*WHAT TO PRODUCE*. Should a line in the entries below contain "data", return that line.

* * * * *

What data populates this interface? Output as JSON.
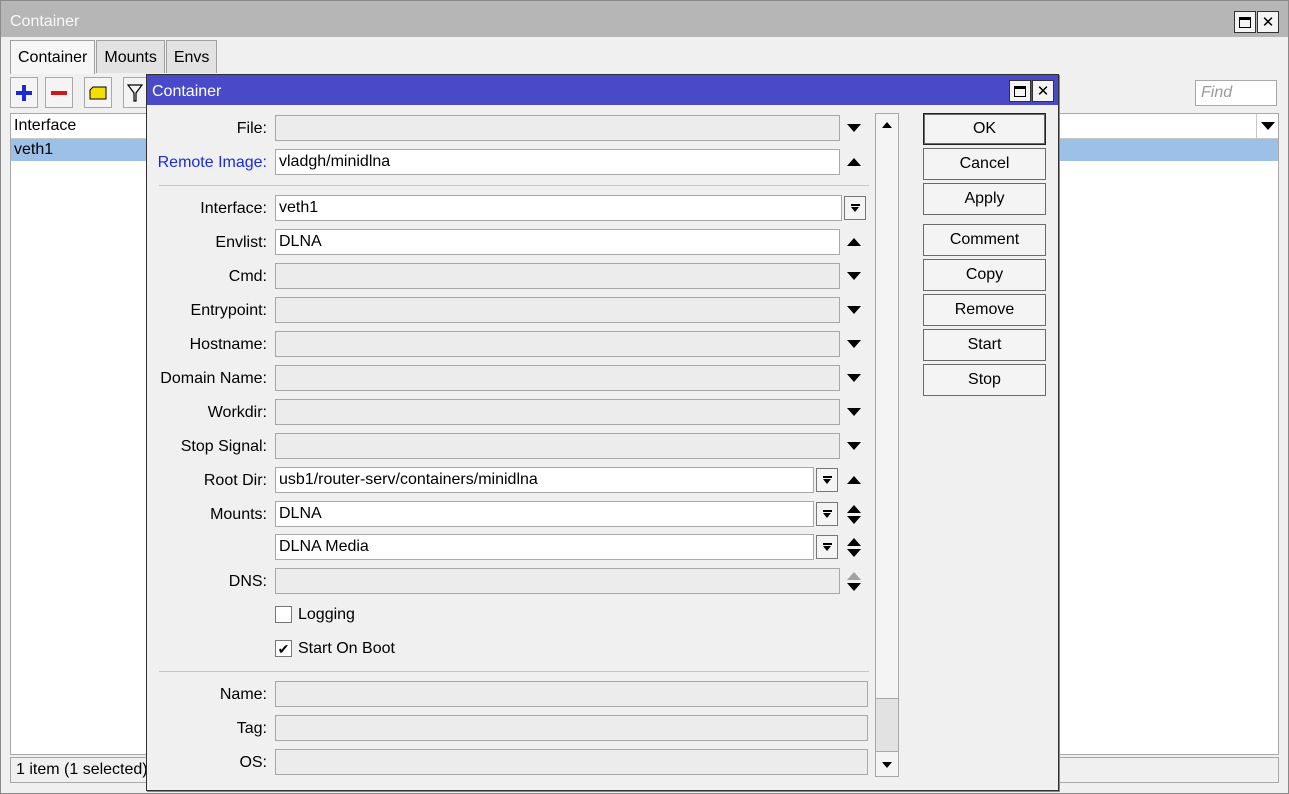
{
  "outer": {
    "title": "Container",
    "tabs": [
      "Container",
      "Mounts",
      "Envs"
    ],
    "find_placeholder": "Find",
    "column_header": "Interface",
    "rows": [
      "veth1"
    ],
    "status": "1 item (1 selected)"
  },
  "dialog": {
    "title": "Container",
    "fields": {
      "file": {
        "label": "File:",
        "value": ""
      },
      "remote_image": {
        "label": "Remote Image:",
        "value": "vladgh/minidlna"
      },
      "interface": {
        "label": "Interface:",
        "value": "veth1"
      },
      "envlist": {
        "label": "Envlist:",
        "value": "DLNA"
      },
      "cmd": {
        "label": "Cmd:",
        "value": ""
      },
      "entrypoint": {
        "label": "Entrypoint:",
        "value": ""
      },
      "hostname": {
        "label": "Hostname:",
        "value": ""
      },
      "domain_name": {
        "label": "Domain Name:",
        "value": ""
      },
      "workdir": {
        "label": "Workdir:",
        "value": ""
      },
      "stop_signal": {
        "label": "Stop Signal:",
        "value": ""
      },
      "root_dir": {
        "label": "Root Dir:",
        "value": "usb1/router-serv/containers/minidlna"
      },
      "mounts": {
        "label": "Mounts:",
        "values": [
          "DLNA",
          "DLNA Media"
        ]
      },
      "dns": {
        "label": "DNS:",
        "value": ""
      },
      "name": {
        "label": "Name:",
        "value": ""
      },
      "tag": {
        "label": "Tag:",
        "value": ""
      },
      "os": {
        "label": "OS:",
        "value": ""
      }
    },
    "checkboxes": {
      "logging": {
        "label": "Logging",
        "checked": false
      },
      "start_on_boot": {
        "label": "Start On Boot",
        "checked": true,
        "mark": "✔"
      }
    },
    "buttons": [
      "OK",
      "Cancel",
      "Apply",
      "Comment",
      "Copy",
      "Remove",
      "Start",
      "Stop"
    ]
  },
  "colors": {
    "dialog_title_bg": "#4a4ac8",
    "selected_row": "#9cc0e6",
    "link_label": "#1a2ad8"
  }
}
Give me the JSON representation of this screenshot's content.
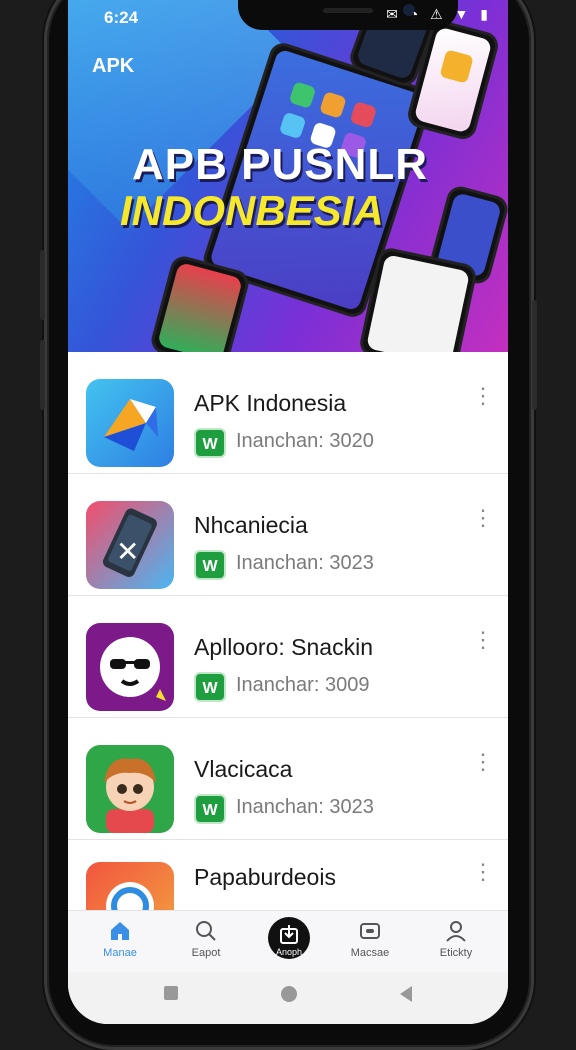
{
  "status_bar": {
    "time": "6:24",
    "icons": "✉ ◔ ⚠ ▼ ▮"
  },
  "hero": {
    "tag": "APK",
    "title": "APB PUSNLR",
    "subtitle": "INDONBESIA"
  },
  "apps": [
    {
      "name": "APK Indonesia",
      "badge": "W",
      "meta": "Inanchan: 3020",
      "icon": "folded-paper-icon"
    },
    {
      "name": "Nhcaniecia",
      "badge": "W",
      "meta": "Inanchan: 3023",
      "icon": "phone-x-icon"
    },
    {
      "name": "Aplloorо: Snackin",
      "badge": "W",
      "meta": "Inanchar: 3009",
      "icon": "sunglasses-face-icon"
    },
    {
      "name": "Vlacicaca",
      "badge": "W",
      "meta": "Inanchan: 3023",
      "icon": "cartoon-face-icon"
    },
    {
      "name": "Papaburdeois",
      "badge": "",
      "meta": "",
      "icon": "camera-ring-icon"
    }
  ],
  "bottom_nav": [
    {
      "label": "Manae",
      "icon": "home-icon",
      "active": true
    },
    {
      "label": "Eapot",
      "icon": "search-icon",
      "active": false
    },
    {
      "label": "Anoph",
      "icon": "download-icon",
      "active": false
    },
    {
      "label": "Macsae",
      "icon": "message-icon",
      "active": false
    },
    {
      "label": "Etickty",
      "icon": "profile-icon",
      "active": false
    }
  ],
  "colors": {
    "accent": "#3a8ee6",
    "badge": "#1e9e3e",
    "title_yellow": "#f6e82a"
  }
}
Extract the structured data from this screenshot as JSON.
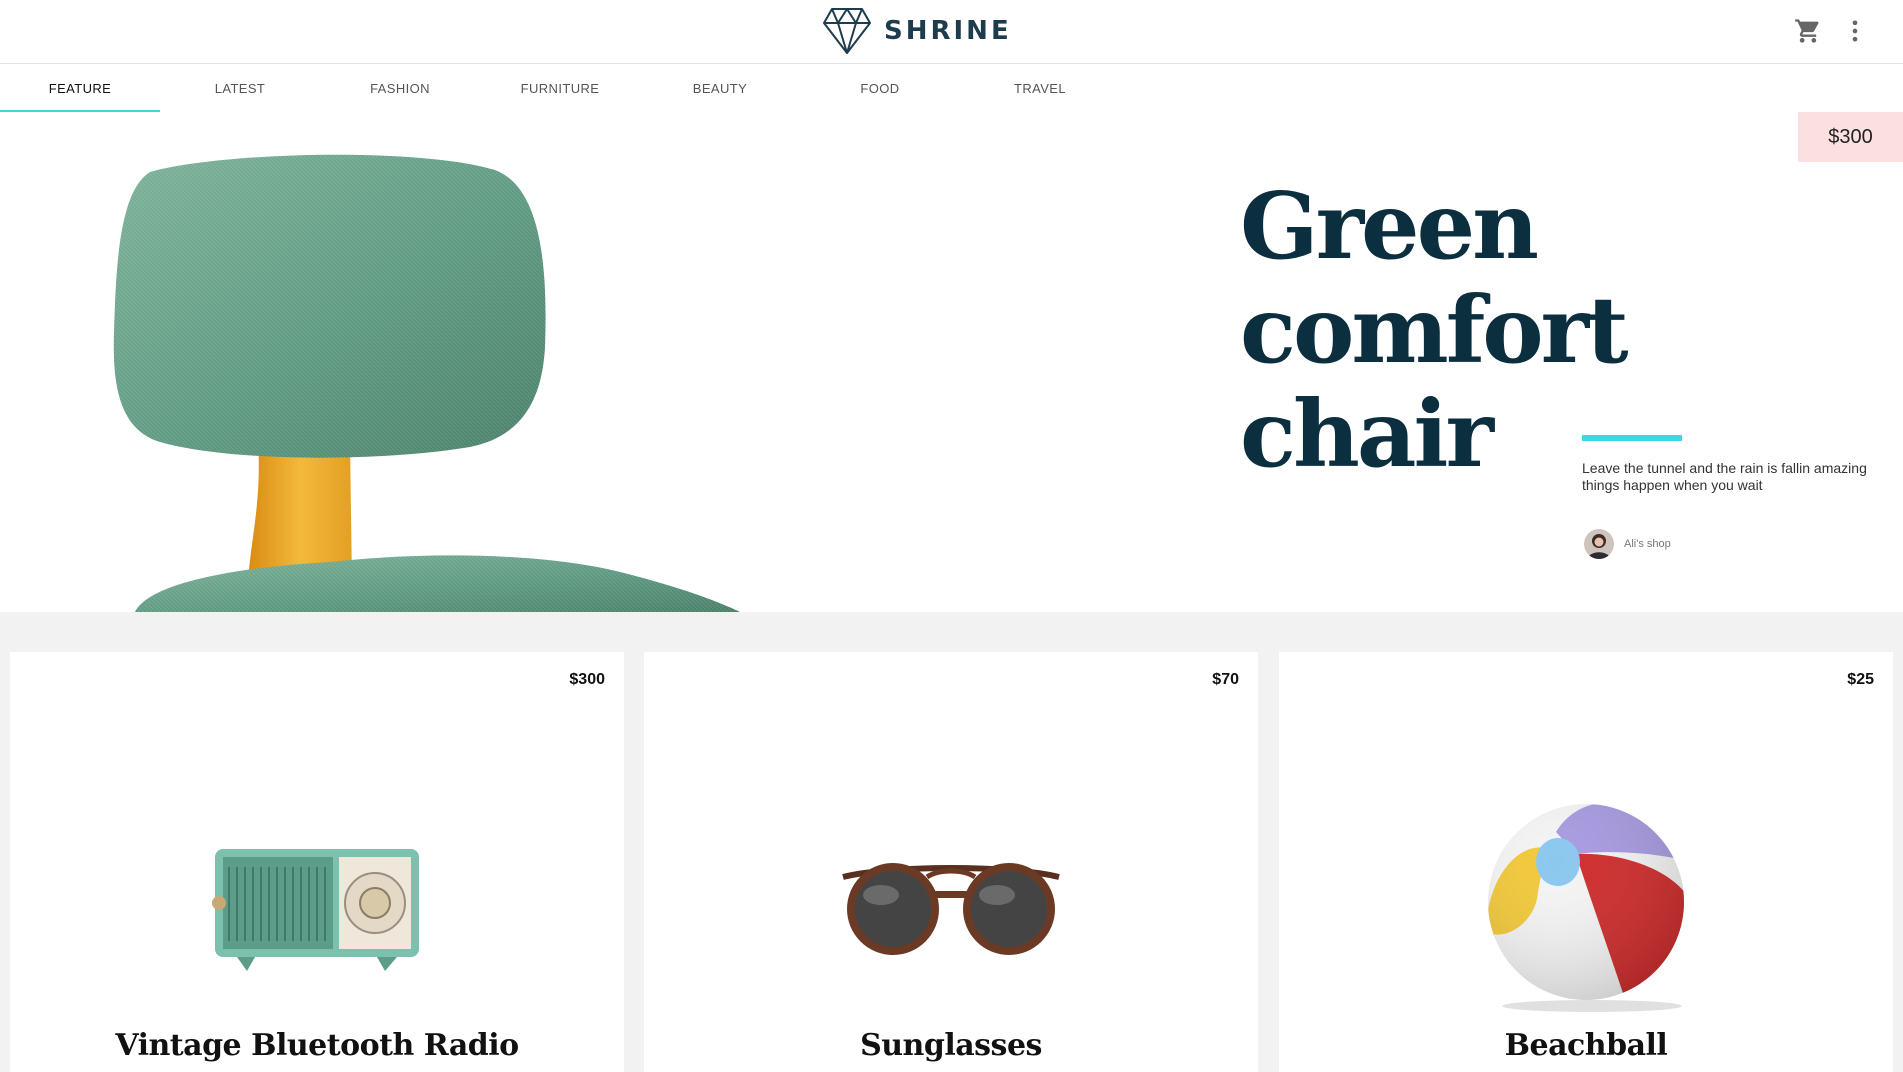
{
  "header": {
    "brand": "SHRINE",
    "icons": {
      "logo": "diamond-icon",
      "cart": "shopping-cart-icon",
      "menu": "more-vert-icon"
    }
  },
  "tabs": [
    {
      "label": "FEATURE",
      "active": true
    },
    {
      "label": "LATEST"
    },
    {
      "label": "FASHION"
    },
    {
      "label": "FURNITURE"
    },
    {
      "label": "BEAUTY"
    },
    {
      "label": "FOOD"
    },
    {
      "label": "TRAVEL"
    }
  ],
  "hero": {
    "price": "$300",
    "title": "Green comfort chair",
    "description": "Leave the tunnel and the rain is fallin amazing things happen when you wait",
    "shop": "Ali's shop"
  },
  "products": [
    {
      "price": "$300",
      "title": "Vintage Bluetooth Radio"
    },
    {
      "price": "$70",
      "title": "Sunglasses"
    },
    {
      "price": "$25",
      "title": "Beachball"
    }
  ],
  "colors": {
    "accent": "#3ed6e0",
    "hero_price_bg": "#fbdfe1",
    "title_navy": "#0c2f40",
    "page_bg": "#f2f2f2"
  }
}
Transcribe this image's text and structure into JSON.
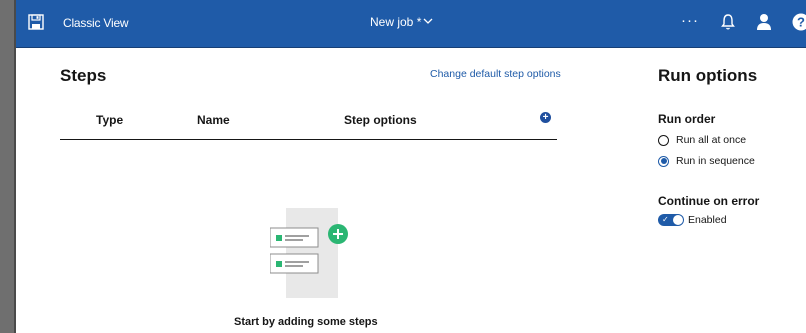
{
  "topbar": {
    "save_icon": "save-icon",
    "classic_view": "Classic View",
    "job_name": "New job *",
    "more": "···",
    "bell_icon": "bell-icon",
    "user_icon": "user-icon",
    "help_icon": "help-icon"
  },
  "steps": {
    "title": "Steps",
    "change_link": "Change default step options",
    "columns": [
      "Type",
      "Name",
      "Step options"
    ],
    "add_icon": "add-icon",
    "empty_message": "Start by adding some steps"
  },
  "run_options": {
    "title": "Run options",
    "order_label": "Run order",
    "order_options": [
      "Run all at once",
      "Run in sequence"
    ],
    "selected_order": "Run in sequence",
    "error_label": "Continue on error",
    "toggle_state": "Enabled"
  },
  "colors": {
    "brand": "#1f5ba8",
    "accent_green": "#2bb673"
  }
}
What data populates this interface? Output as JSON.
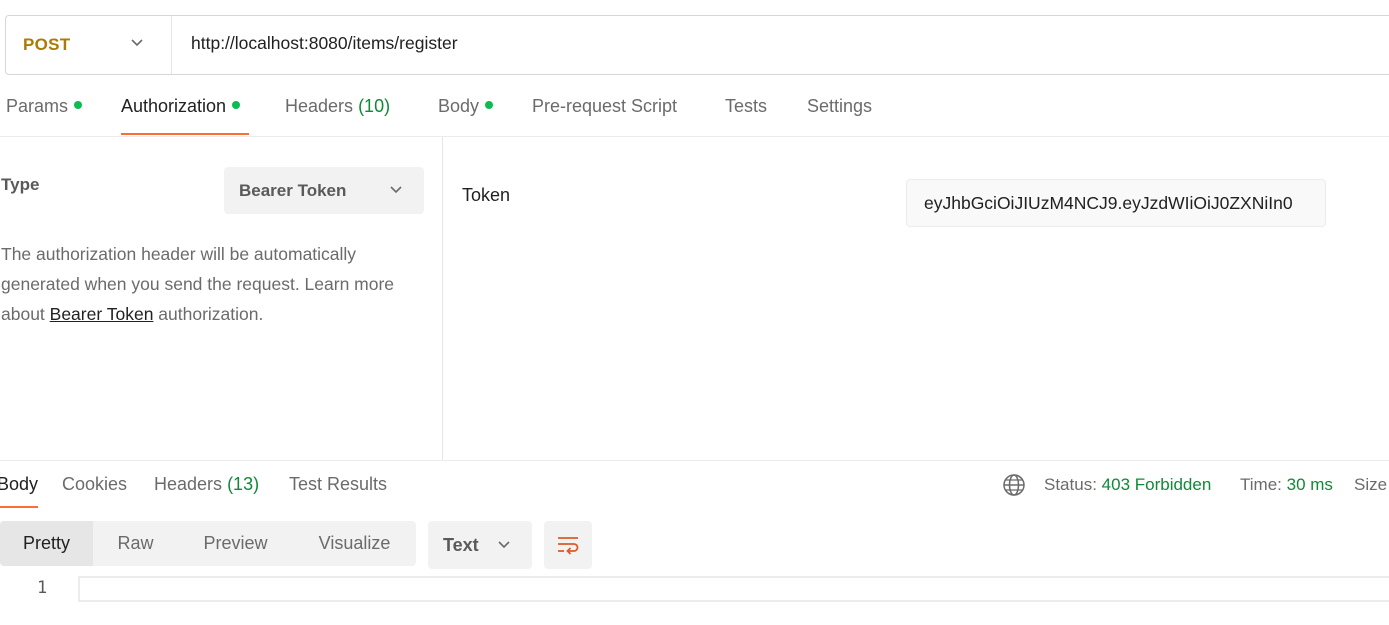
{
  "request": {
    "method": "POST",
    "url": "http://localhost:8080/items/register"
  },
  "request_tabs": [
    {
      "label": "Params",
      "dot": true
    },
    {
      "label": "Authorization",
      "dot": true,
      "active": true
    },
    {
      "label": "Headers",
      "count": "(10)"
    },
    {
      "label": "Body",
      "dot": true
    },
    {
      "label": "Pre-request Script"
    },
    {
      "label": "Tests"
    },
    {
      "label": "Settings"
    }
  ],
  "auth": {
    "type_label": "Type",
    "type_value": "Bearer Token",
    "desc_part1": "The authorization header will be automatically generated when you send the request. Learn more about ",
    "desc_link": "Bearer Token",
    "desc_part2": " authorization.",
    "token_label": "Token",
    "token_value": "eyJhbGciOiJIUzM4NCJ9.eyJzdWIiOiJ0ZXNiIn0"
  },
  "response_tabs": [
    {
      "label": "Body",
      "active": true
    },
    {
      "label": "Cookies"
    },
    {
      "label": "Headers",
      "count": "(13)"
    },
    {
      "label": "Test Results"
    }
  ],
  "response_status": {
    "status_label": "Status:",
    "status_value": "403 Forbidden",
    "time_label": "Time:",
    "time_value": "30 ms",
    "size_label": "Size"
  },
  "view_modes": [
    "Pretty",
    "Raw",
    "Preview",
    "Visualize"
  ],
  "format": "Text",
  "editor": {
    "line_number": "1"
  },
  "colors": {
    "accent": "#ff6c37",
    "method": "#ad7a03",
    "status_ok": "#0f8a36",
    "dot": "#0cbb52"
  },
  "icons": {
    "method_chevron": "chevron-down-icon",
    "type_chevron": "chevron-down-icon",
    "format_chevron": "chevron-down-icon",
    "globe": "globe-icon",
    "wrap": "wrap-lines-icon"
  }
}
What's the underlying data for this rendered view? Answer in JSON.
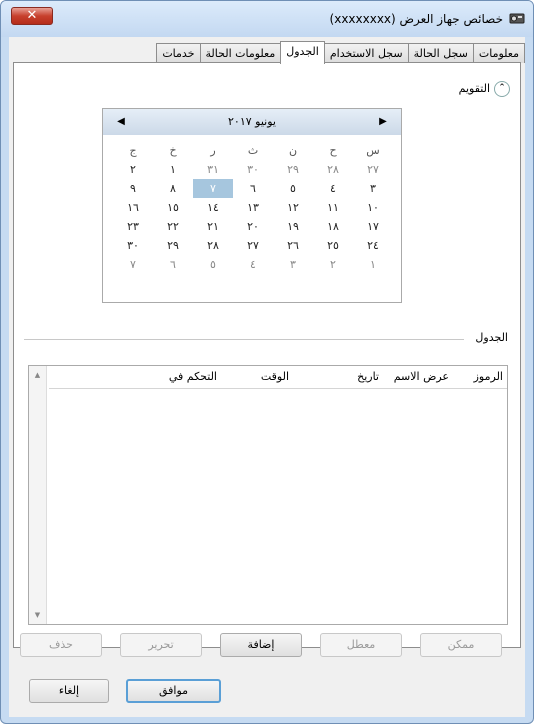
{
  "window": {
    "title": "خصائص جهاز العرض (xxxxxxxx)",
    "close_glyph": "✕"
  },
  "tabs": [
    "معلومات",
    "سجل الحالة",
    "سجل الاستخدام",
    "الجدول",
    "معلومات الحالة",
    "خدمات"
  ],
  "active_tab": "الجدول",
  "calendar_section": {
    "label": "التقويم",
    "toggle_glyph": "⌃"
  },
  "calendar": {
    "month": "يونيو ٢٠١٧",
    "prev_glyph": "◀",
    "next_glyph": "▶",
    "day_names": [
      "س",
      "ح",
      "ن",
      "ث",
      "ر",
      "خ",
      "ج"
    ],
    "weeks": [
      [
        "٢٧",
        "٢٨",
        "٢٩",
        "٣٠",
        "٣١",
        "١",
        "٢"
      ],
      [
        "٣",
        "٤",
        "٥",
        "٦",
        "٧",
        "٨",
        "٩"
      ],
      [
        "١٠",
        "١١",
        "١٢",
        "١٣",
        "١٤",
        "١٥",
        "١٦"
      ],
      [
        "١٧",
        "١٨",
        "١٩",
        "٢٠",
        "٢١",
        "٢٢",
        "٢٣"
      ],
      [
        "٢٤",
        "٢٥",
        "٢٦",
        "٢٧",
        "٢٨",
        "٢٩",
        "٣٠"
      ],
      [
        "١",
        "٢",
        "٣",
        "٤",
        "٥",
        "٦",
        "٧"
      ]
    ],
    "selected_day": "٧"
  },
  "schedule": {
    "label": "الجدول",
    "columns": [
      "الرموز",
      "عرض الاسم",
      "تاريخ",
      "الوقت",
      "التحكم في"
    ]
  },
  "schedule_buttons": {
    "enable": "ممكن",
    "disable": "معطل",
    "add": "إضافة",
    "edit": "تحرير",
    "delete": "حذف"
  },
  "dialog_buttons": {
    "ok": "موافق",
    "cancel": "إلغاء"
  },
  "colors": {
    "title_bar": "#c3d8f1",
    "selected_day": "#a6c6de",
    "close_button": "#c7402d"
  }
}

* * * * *

*ANSWER BOX*.
What data populates this interface? Output as JSON.
Extract the structured data from this screenshot as JSON.
What data populates this interface? Output as JSON.
What's the underlying data for this rendered view? Answer in JSON.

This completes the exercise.